_Data records for software interfaces_
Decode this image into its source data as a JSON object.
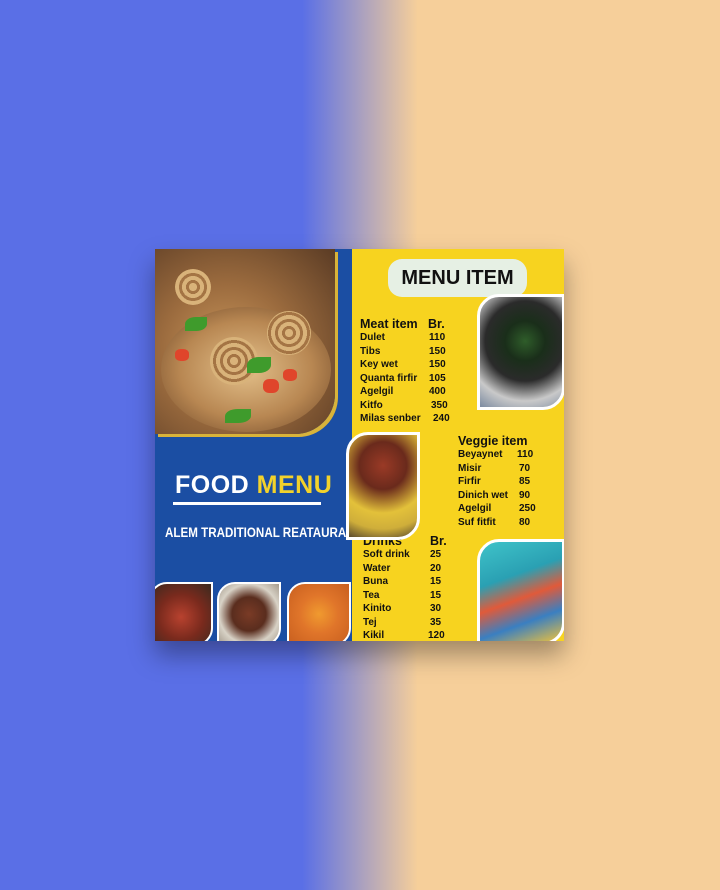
{
  "left": {
    "title_main": "FOOD",
    "title_accent": "MENU",
    "restaurant": "ALEM TRADITIONAL REATAURANT"
  },
  "right": {
    "badge": "MENU ITEM",
    "meat": {
      "title": "Meat item",
      "price_head": "Br.",
      "items": [
        {
          "name": "Dulet",
          "price": "110"
        },
        {
          "name": "Tibs",
          "price": "150"
        },
        {
          "name": "Key wet",
          "price": "150"
        },
        {
          "name": "Quanta firfir",
          "price": "105"
        },
        {
          "name": "Agelgil",
          "price": "400"
        },
        {
          "name": "Kitfo",
          "price": "350"
        },
        {
          "name": "Milas senber",
          "price": "240"
        }
      ]
    },
    "veggie": {
      "title": "Veggie item",
      "items": [
        {
          "name": "Beyaynet",
          "price": "110"
        },
        {
          "name": "Misir",
          "price": "70"
        },
        {
          "name": "Firfir",
          "price": "85"
        },
        {
          "name": "Dinich wet",
          "price": "90"
        },
        {
          "name": "Agelgil",
          "price": "250"
        },
        {
          "name": "Suf fitfit",
          "price": "80"
        }
      ]
    },
    "drinks": {
      "title": "Drinks",
      "price_head": "Br.",
      "items": [
        {
          "name": "Soft drink",
          "price": "25"
        },
        {
          "name": "Water",
          "price": "20"
        },
        {
          "name": "Buna",
          "price": "15"
        },
        {
          "name": "Tea",
          "price": "15"
        },
        {
          "name": "Kinito",
          "price": "30"
        },
        {
          "name": "Tej",
          "price": "35"
        },
        {
          "name": "Kikil",
          "price": "120"
        }
      ]
    }
  },
  "colors": {
    "left_panel": "#1b4ea3",
    "right_panel": "#f7d31f",
    "accent": "#f3d22b",
    "bg_left": "#5a6fe6",
    "bg_right": "#f6cf9a"
  }
}
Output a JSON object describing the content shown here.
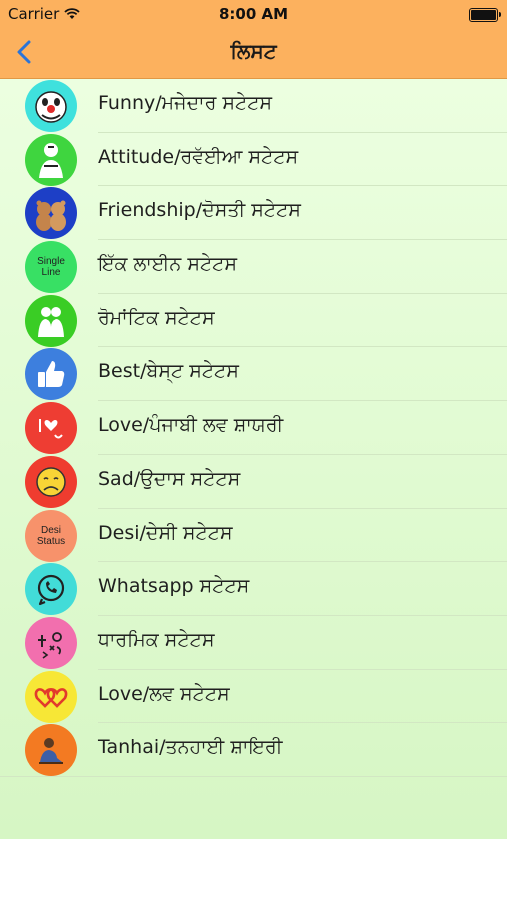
{
  "status_bar": {
    "carrier": "Carrier",
    "time": "8:00 AM"
  },
  "nav": {
    "title": "ਲਿਸਟ"
  },
  "items": [
    {
      "label": "Funny/ਮਜੇਦਾਰ ਸਟੇਟਸ",
      "icon": "funny-face-icon",
      "color": "#3fe1dd"
    },
    {
      "label": "Attitude/ਰਵੱਈਆ ਸਟੇਟਸ",
      "icon": "attitude-man-icon",
      "color": "#3fd53f"
    },
    {
      "label": "Friendship/ਦੋਸਤੀ ਸਟੇਟਸ",
      "icon": "teddy-bears-icon",
      "color": "#1d3fc6"
    },
    {
      "label": "ਇੱਕ ਲਾਈਨ ਸਟੇਟਸ",
      "icon": "single-line-icon",
      "icon_text": "Single Line",
      "color": "#38e064"
    },
    {
      "label": "ਰੋਮਾਂਟਿਕ ਸਟੇਟਸ",
      "icon": "romantic-couple-icon",
      "color": "#3acd25"
    },
    {
      "label": "Best/ਬੇਸ੍ਟ ਸਟੇਟਸ",
      "icon": "thumbs-up-icon",
      "color": "#3d7fde"
    },
    {
      "label": "Love/ਪੰਜਾਬੀ ਲਵ ਸ਼ਾਯਰੀ",
      "icon": "i-love-you-icon",
      "color": "#ee3d33"
    },
    {
      "label": "Sad/ਉਦਾਸ ਸਟੇਟਸ",
      "icon": "sad-face-icon",
      "color": "#ef3c2f"
    },
    {
      "label": "Desi/ਦੇਸੀ ਸਟੇਟਸ",
      "icon": "desi-status-icon",
      "icon_text": "Desi Status",
      "color": "#f7926b"
    },
    {
      "label": "Whatsapp ਸਟੇਟਸ",
      "icon": "whatsapp-icon",
      "color": "#42dcd8"
    },
    {
      "label": "ਧਾਰਮਿਕ ਸਟੇਟਸ",
      "icon": "religious-symbols-icon",
      "color": "#f26fae"
    },
    {
      "label": "Love/ਲਵ ਸਟੇਟਸ",
      "icon": "hearts-icon",
      "color": "#f7e736"
    },
    {
      "label": "Tanhai/ਤਨਹਾਈ ਸ਼ਾਇਰੀ",
      "icon": "lonely-person-icon",
      "color": "#f37a22"
    }
  ]
}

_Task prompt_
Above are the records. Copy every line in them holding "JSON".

_Response area_
Decode this image into its source data as a JSON object.
Output a JSON object describing the content shown here.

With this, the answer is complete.